Wachs Wants Homes Shielded From Road Noise
Noting a proliferation of new homes along Los Angeles’ noisy freeways, City Councilman Joel Wachs proposed Monday that developers be required to erect sound walls or other noise-deadening devices when such housing is built.
Wachs, who has faced criticism from residents of a North Hollywood neighborhood suffering from Hollywood Freeway noise, said he would introduce his motion in the City Council today.
The state Department of Transportation has built nearly 100 sound walls in the past decade to protect homes beset by freeway din, but it will not construct walls to protect homes built after a freeway is constructed.
“We have to stop building these homes without protecting those who will buy them,” said Wachs, who added that his northeast San Fernando Valley district has many development projects proposed and under construction along freeways.
Developers “have used up much of the good land,” he said, “and now more and more they are building along freeways on sites that were considered undesirable, so something ought to be done.”
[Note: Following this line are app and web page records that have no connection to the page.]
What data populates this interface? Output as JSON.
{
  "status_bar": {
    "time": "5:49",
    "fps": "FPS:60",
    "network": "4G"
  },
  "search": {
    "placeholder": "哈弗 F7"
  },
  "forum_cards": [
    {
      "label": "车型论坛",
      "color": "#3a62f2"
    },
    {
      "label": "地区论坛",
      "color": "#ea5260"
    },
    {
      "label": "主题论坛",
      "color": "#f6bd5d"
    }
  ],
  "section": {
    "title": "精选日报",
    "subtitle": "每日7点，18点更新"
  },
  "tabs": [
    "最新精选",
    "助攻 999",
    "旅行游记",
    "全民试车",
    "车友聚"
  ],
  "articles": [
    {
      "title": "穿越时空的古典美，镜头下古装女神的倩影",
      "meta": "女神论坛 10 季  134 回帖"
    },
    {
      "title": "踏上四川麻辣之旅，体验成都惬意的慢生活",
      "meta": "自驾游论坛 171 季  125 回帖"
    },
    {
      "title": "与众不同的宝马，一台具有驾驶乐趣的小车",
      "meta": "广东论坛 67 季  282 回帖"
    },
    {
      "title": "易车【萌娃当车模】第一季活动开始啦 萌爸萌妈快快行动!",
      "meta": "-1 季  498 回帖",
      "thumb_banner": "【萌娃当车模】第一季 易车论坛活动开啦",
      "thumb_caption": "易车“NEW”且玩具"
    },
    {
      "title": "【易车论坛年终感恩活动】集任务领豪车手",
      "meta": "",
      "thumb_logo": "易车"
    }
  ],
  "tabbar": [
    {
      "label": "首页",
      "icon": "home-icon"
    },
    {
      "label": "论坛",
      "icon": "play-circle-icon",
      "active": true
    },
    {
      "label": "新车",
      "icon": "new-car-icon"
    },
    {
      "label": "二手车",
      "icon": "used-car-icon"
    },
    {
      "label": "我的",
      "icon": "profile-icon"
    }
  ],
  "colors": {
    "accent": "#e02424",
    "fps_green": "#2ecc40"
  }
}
Wachs’ motion also urges the city to help those living along freeways who do not qualify for a Caltrans wall because the freeway predates their homes.
But he said he “wasn’t quite sure yet” where money would come from to help such residents.
Wachs said he was unsure whether his measure should be applied to condominiums and apartments or only to single-family houses.
Caltrans engineer William Minter, who oversees sound wall construction in Southern California, said that of all the cities in the region, “Los Angeles seems to be the most lax in requiring developers to protect homes from noise.”
“Other cities seem to have no trouble fixing such requirements” through the power given municipalities under the state environmental protection laws, he said.
A developer in Pomona was recently required by that city to build a 22-foot-high wall along the San Bernardino Freeway, Minter said. And many developers have voluntarily built walls or earthen berms to protect residents.
Timothy Taylor, who heads the Los Angeles Building and Safety Department’s Building Bureau, said he sees “sound wall or soundproofing requirements for some new developments, but city planners certainly don’t require them on all projects along freeways.”
In addition to the walls already built, Caltrans has identified 180 neighborhoods where noise levels are high enough to qualify for a wall, Minter said.
Depending on the amount of money appropriated by the state Legislature, Caltrans could complete the list within 10 to 20 years, he said.
Wachs’ proposal “won’t do a thing for us,” complained Robert Brice, who heads a group of residents along Babcock Avenue in North Hollywood, just east of the Hollywood Freeway, whose houses were built in 1979, 11 years after the freeway was opened.
Brice said that, at the time they bought their homes, he and his neighbors “didn’t realize how noisy it was and also didn’t know the full health effects of long-term living in high noise.”
Caltrans recently estimated that it would cost $13,000 per house to protect the 30 houses in his neighborhood from freeway noise.